_Task statement_
An exact copy of every record, without the pictures, is what should come back.

START Data for review

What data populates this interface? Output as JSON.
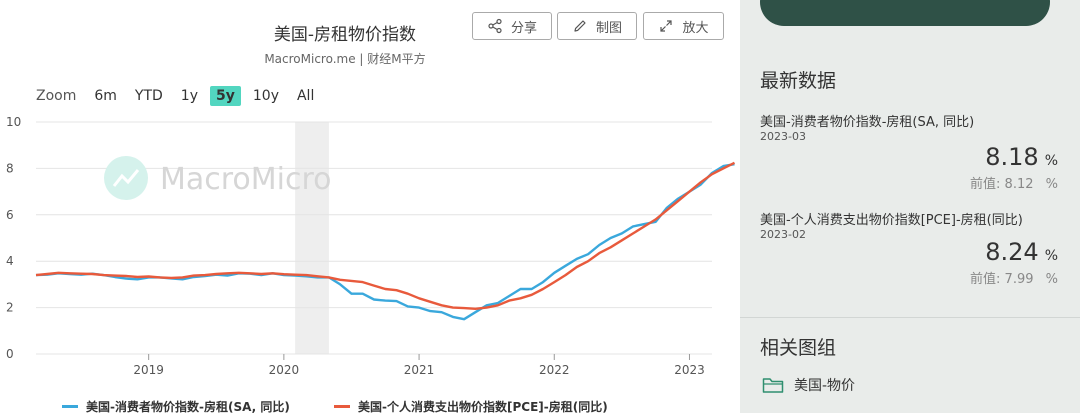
{
  "chart": {
    "title": "美国-房租物价指数",
    "source": "MacroMicro.me | 财经M平方"
  },
  "toolbar": {
    "share_label": "分享",
    "draw_label": "制图",
    "zoom_label": "放大"
  },
  "zoom": {
    "label": "Zoom",
    "options": [
      "6m",
      "YTD",
      "1y",
      "5y",
      "10y",
      "All"
    ],
    "active": "5y"
  },
  "watermark": "MacroMicro",
  "chart_data": {
    "type": "line",
    "title": "美国-房租物价指数",
    "ylim": [
      0,
      10
    ],
    "yticks": [
      0,
      2,
      4,
      6,
      8,
      10
    ],
    "xlim": [
      "2018-03",
      "2023-03"
    ],
    "xticks": [
      "2019",
      "2020",
      "2021",
      "2022",
      "2023"
    ],
    "shaded_period": [
      "2020-02",
      "2020-04"
    ],
    "grid": true,
    "legend": "bottom",
    "series": [
      {
        "name": "美国-消费者物价指数-房租(SA, 同比)",
        "color": "#3aa8dc",
        "points": [
          [
            "2018-03",
            3.4
          ],
          [
            "2018-04",
            3.42
          ],
          [
            "2018-05",
            3.48
          ],
          [
            "2018-06",
            3.45
          ],
          [
            "2018-07",
            3.42
          ],
          [
            "2018-08",
            3.46
          ],
          [
            "2018-09",
            3.4
          ],
          [
            "2018-10",
            3.32
          ],
          [
            "2018-11",
            3.25
          ],
          [
            "2018-12",
            3.22
          ],
          [
            "2019-01",
            3.3
          ],
          [
            "2019-02",
            3.3
          ],
          [
            "2019-03",
            3.26
          ],
          [
            "2019-04",
            3.22
          ],
          [
            "2019-05",
            3.32
          ],
          [
            "2019-06",
            3.36
          ],
          [
            "2019-07",
            3.42
          ],
          [
            "2019-08",
            3.38
          ],
          [
            "2019-09",
            3.48
          ],
          [
            "2019-10",
            3.46
          ],
          [
            "2019-11",
            3.4
          ],
          [
            "2019-12",
            3.48
          ],
          [
            "2020-01",
            3.4
          ],
          [
            "2020-02",
            3.38
          ],
          [
            "2020-03",
            3.35
          ],
          [
            "2020-04",
            3.3
          ],
          [
            "2020-05",
            3.3
          ],
          [
            "2020-06",
            3.0
          ],
          [
            "2020-07",
            2.6
          ],
          [
            "2020-08",
            2.6
          ],
          [
            "2020-09",
            2.35
          ],
          [
            "2020-10",
            2.3
          ],
          [
            "2020-11",
            2.28
          ],
          [
            "2020-12",
            2.05
          ],
          [
            "2021-01",
            2.0
          ],
          [
            "2021-02",
            1.85
          ],
          [
            "2021-03",
            1.8
          ],
          [
            "2021-04",
            1.6
          ],
          [
            "2021-05",
            1.5
          ],
          [
            "2021-06",
            1.8
          ],
          [
            "2021-07",
            2.1
          ],
          [
            "2021-08",
            2.2
          ],
          [
            "2021-09",
            2.5
          ],
          [
            "2021-10",
            2.8
          ],
          [
            "2021-11",
            2.8
          ],
          [
            "2021-12",
            3.1
          ],
          [
            "2022-01",
            3.5
          ],
          [
            "2022-02",
            3.8
          ],
          [
            "2022-03",
            4.1
          ],
          [
            "2022-04",
            4.3
          ],
          [
            "2022-05",
            4.7
          ],
          [
            "2022-06",
            5.0
          ],
          [
            "2022-07",
            5.2
          ],
          [
            "2022-08",
            5.5
          ],
          [
            "2022-09",
            5.6
          ],
          [
            "2022-10",
            5.7
          ],
          [
            "2022-11",
            6.3
          ],
          [
            "2022-12",
            6.7
          ],
          [
            "2023-01",
            7.0
          ],
          [
            "2023-02",
            7.3
          ],
          [
            "2023-03",
            7.8
          ],
          [
            "2023-04",
            8.1
          ],
          [
            "2023-05",
            8.18
          ]
        ]
      },
      {
        "name": "美国-个人消费支出物价指数[PCE]-房租(同比)",
        "color": "#e85a3c",
        "points": [
          [
            "2018-03",
            3.4
          ],
          [
            "2018-04",
            3.45
          ],
          [
            "2018-05",
            3.5
          ],
          [
            "2018-06",
            3.48
          ],
          [
            "2018-07",
            3.46
          ],
          [
            "2018-08",
            3.45
          ],
          [
            "2018-09",
            3.4
          ],
          [
            "2018-10",
            3.38
          ],
          [
            "2018-11",
            3.36
          ],
          [
            "2018-12",
            3.32
          ],
          [
            "2019-01",
            3.34
          ],
          [
            "2019-02",
            3.3
          ],
          [
            "2019-03",
            3.28
          ],
          [
            "2019-04",
            3.3
          ],
          [
            "2019-05",
            3.38
          ],
          [
            "2019-06",
            3.4
          ],
          [
            "2019-07",
            3.45
          ],
          [
            "2019-08",
            3.48
          ],
          [
            "2019-09",
            3.5
          ],
          [
            "2019-10",
            3.48
          ],
          [
            "2019-11",
            3.45
          ],
          [
            "2019-12",
            3.48
          ],
          [
            "2020-01",
            3.44
          ],
          [
            "2020-02",
            3.42
          ],
          [
            "2020-03",
            3.4
          ],
          [
            "2020-04",
            3.35
          ],
          [
            "2020-05",
            3.3
          ],
          [
            "2020-06",
            3.2
          ],
          [
            "2020-07",
            3.15
          ],
          [
            "2020-08",
            3.1
          ],
          [
            "2020-09",
            2.95
          ],
          [
            "2020-10",
            2.8
          ],
          [
            "2020-11",
            2.75
          ],
          [
            "2020-12",
            2.6
          ],
          [
            "2021-01",
            2.4
          ],
          [
            "2021-02",
            2.25
          ],
          [
            "2021-03",
            2.1
          ],
          [
            "2021-04",
            2.0
          ],
          [
            "2021-05",
            1.98
          ],
          [
            "2021-06",
            1.95
          ],
          [
            "2021-07",
            2.0
          ],
          [
            "2021-08",
            2.1
          ],
          [
            "2021-09",
            2.3
          ],
          [
            "2021-10",
            2.4
          ],
          [
            "2021-11",
            2.55
          ],
          [
            "2021-12",
            2.8
          ],
          [
            "2022-01",
            3.1
          ],
          [
            "2022-02",
            3.4
          ],
          [
            "2022-03",
            3.75
          ],
          [
            "2022-04",
            4.0
          ],
          [
            "2022-05",
            4.35
          ],
          [
            "2022-06",
            4.6
          ],
          [
            "2022-07",
            4.9
          ],
          [
            "2022-08",
            5.2
          ],
          [
            "2022-09",
            5.5
          ],
          [
            "2022-10",
            5.8
          ],
          [
            "2022-11",
            6.2
          ],
          [
            "2022-12",
            6.6
          ],
          [
            "2023-01",
            7.0
          ],
          [
            "2023-02",
            7.4
          ],
          [
            "2023-03",
            7.75
          ],
          [
            "2023-04",
            8.0
          ],
          [
            "2023-05",
            8.24
          ]
        ]
      }
    ]
  },
  "side": {
    "heading": "最新数据",
    "items": [
      {
        "name": "美国-消费者物价指数-房租(SA, 同比)",
        "date": "2023-03",
        "value": "8.18",
        "unit": "%",
        "prev_label": "前值: 8.12",
        "prev_unit": "%"
      },
      {
        "name": "美国-个人消费支出物价指数[PCE]-房租(同比)",
        "date": "2023-02",
        "value": "8.24",
        "unit": "%",
        "prev_label": "前值: 7.99",
        "prev_unit": "%"
      }
    ],
    "related_heading": "相关图组",
    "related_item": "美国-物价"
  },
  "colors": {
    "accent": "#52d6c0",
    "cpi_line": "#3aa8dc",
    "pce_line": "#e85a3c",
    "side_bg": "#e9ecea"
  }
}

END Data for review

_The answer_
What data populates this interface? Output as JSON.
{
  "chart": {
    "title": "美国-房租物价指数",
    "source": "MacroMicro.me | 财经M平方"
  },
  "toolbar": {
    "share_label": "分享",
    "draw_label": "制图",
    "zoom_label": "放大"
  },
  "zoom": {
    "label": "Zoom",
    "options": [
      "6m",
      "YTD",
      "1y",
      "5y",
      "10y",
      "All"
    ],
    "active": "5y"
  },
  "watermark": "MacroMicro",
  "chart_data": {
    "type": "line",
    "title": "美国-房租物价指数",
    "ylim": [
      0,
      10
    ],
    "yticks": [
      0,
      2,
      4,
      6,
      8,
      10
    ],
    "xlim": [
      "2018-03",
      "2023-03"
    ],
    "xticks": [
      "2019",
      "2020",
      "2021",
      "2022",
      "2023"
    ],
    "shaded_period": [
      "2020-02",
      "2020-04"
    ],
    "grid": true,
    "legend": "bottom",
    "series": [
      {
        "name": "美国-消费者物价指数-房租(SA, 同比)",
        "color": "#3aa8dc",
        "points": [
          [
            "2018-03",
            3.4
          ],
          [
            "2018-04",
            3.42
          ],
          [
            "2018-05",
            3.48
          ],
          [
            "2018-06",
            3.45
          ],
          [
            "2018-07",
            3.42
          ],
          [
            "2018-08",
            3.46
          ],
          [
            "2018-09",
            3.4
          ],
          [
            "2018-10",
            3.32
          ],
          [
            "2018-11",
            3.25
          ],
          [
            "2018-12",
            3.22
          ],
          [
            "2019-01",
            3.3
          ],
          [
            "2019-02",
            3.3
          ],
          [
            "2019-03",
            3.26
          ],
          [
            "2019-04",
            3.22
          ],
          [
            "2019-05",
            3.32
          ],
          [
            "2019-06",
            3.36
          ],
          [
            "2019-07",
            3.42
          ],
          [
            "2019-08",
            3.38
          ],
          [
            "2019-09",
            3.48
          ],
          [
            "2019-10",
            3.46
          ],
          [
            "2019-11",
            3.4
          ],
          [
            "2019-12",
            3.48
          ],
          [
            "2020-01",
            3.4
          ],
          [
            "2020-02",
            3.38
          ],
          [
            "2020-03",
            3.35
          ],
          [
            "2020-04",
            3.3
          ],
          [
            "2020-05",
            3.3
          ],
          [
            "2020-06",
            3.0
          ],
          [
            "2020-07",
            2.6
          ],
          [
            "2020-08",
            2.6
          ],
          [
            "2020-09",
            2.35
          ],
          [
            "2020-10",
            2.3
          ],
          [
            "2020-11",
            2.28
          ],
          [
            "2020-12",
            2.05
          ],
          [
            "2021-01",
            2.0
          ],
          [
            "2021-02",
            1.85
          ],
          [
            "2021-03",
            1.8
          ],
          [
            "2021-04",
            1.6
          ],
          [
            "2021-05",
            1.5
          ],
          [
            "2021-06",
            1.8
          ],
          [
            "2021-07",
            2.1
          ],
          [
            "2021-08",
            2.2
          ],
          [
            "2021-09",
            2.5
          ],
          [
            "2021-10",
            2.8
          ],
          [
            "2021-11",
            2.8
          ],
          [
            "2021-12",
            3.1
          ],
          [
            "2022-01",
            3.5
          ],
          [
            "2022-02",
            3.8
          ],
          [
            "2022-03",
            4.1
          ],
          [
            "2022-04",
            4.3
          ],
          [
            "2022-05",
            4.7
          ],
          [
            "2022-06",
            5.0
          ],
          [
            "2022-07",
            5.2
          ],
          [
            "2022-08",
            5.5
          ],
          [
            "2022-09",
            5.6
          ],
          [
            "2022-10",
            5.7
          ],
          [
            "2022-11",
            6.3
          ],
          [
            "2022-12",
            6.7
          ],
          [
            "2023-01",
            7.0
          ],
          [
            "2023-02",
            7.3
          ],
          [
            "2023-03",
            7.8
          ],
          [
            "2023-04",
            8.1
          ],
          [
            "2023-05",
            8.18
          ]
        ]
      },
      {
        "name": "美国-个人消费支出物价指数[PCE]-房租(同比)",
        "color": "#e85a3c",
        "points": [
          [
            "2018-03",
            3.4
          ],
          [
            "2018-04",
            3.45
          ],
          [
            "2018-05",
            3.5
          ],
          [
            "2018-06",
            3.48
          ],
          [
            "2018-07",
            3.46
          ],
          [
            "2018-08",
            3.45
          ],
          [
            "2018-09",
            3.4
          ],
          [
            "2018-10",
            3.38
          ],
          [
            "2018-11",
            3.36
          ],
          [
            "2018-12",
            3.32
          ],
          [
            "2019-01",
            3.34
          ],
          [
            "2019-02",
            3.3
          ],
          [
            "2019-03",
            3.28
          ],
          [
            "2019-04",
            3.3
          ],
          [
            "2019-05",
            3.38
          ],
          [
            "2019-06",
            3.4
          ],
          [
            "2019-07",
            3.45
          ],
          [
            "2019-08",
            3.48
          ],
          [
            "2019-09",
            3.5
          ],
          [
            "2019-10",
            3.48
          ],
          [
            "2019-11",
            3.45
          ],
          [
            "2019-12",
            3.48
          ],
          [
            "2020-01",
            3.44
          ],
          [
            "2020-02",
            3.42
          ],
          [
            "2020-03",
            3.4
          ],
          [
            "2020-04",
            3.35
          ],
          [
            "2020-05",
            3.3
          ],
          [
            "2020-06",
            3.2
          ],
          [
            "2020-07",
            3.15
          ],
          [
            "2020-08",
            3.1
          ],
          [
            "2020-09",
            2.95
          ],
          [
            "2020-10",
            2.8
          ],
          [
            "2020-11",
            2.75
          ],
          [
            "2020-12",
            2.6
          ],
          [
            "2021-01",
            2.4
          ],
          [
            "2021-02",
            2.25
          ],
          [
            "2021-03",
            2.1
          ],
          [
            "2021-04",
            2.0
          ],
          [
            "2021-05",
            1.98
          ],
          [
            "2021-06",
            1.95
          ],
          [
            "2021-07",
            2.0
          ],
          [
            "2021-08",
            2.1
          ],
          [
            "2021-09",
            2.3
          ],
          [
            "2021-10",
            2.4
          ],
          [
            "2021-11",
            2.55
          ],
          [
            "2021-12",
            2.8
          ],
          [
            "2022-01",
            3.1
          ],
          [
            "2022-02",
            3.4
          ],
          [
            "2022-03",
            3.75
          ],
          [
            "2022-04",
            4.0
          ],
          [
            "2022-05",
            4.35
          ],
          [
            "2022-06",
            4.6
          ],
          [
            "2022-07",
            4.9
          ],
          [
            "2022-08",
            5.2
          ],
          [
            "2022-09",
            5.5
          ],
          [
            "2022-10",
            5.8
          ],
          [
            "2022-11",
            6.2
          ],
          [
            "2022-12",
            6.6
          ],
          [
            "2023-01",
            7.0
          ],
          [
            "2023-02",
            7.4
          ],
          [
            "2023-03",
            7.75
          ],
          [
            "2023-04",
            8.0
          ],
          [
            "2023-05",
            8.24
          ]
        ]
      }
    ]
  },
  "side": {
    "heading": "最新数据",
    "items": [
      {
        "name": "美国-消费者物价指数-房租(SA, 同比)",
        "date": "2023-03",
        "value": "8.18",
        "unit": "%",
        "prev_label": "前值: 8.12",
        "prev_unit": "%"
      },
      {
        "name": "美国-个人消费支出物价指数[PCE]-房租(同比)",
        "date": "2023-02",
        "value": "8.24",
        "unit": "%",
        "prev_label": "前值: 7.99",
        "prev_unit": "%"
      }
    ],
    "related_heading": "相关图组",
    "related_item": "美国-物价"
  },
  "colors": {
    "accent": "#52d6c0",
    "cpi_line": "#3aa8dc",
    "pce_line": "#e85a3c",
    "side_bg": "#e9ecea"
  }
}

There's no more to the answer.